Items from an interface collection
----------
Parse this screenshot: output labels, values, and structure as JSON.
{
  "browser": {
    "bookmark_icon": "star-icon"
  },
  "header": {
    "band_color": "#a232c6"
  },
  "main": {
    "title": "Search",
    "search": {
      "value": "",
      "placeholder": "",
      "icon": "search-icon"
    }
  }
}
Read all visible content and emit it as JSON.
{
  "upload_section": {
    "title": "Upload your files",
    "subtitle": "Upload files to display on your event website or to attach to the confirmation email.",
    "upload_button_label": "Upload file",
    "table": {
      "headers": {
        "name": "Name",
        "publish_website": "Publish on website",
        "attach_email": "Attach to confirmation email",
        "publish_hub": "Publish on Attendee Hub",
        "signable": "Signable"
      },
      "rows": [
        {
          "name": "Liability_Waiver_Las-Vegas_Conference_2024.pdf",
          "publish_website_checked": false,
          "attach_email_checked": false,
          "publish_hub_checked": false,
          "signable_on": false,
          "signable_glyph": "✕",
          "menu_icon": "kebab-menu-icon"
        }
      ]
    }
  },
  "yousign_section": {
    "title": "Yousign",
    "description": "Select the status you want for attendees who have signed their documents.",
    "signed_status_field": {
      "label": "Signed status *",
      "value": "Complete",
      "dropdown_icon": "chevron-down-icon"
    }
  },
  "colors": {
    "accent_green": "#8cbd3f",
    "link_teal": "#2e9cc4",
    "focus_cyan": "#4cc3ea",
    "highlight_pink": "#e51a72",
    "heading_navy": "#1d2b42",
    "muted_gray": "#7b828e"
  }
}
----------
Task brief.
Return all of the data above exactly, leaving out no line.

Expected answer.
Parse this screenshot: output labels, values, and structure as JSON.
{
  "browser": {
    "bookmark_icon": "star-icon"
  },
  "header": {
    "band_color": "#a232c6"
  },
  "main": {
    "title": "Search",
    "search": {
      "value": "",
      "placeholder": "",
      "icon": "search-icon"
    }
  }
}
Read all visible content and emit it as JSON.
{
  "upload_section": {
    "title": "Upload your files",
    "subtitle": "Upload files to display on your event website or to attach to the confirmation email.",
    "upload_button_label": "Upload file",
    "table": {
      "headers": {
        "name": "Name",
        "publish_website": "Publish on website",
        "attach_email": "Attach to confirmation email",
        "publish_hub": "Publish on Attendee Hub",
        "signable": "Signable"
      },
      "rows": [
        {
          "name": "Liability_Waiver_Las-Vegas_Conference_2024.pdf",
          "publish_website_checked": false,
          "attach_email_checked": false,
          "publish_hub_checked": false,
          "signable_on": false,
          "signable_glyph": "✕",
          "menu_icon": "kebab-menu-icon"
        }
      ]
    }
  },
  "yousign_section": {
    "title": "Yousign",
    "description": "Select the status you want for attendees who have signed their documents.",
    "signed_status_field": {
      "label": "Signed status *",
      "value": "Complete",
      "dropdown_icon": "chevron-down-icon"
    }
  },
  "colors": {
    "accent_green": "#8cbd3f",
    "link_teal": "#2e9cc4",
    "focus_cyan": "#4cc3ea",
    "highlight_pink": "#e51a72",
    "heading_navy": "#1d2b42",
    "muted_gray": "#7b828e"
  }
}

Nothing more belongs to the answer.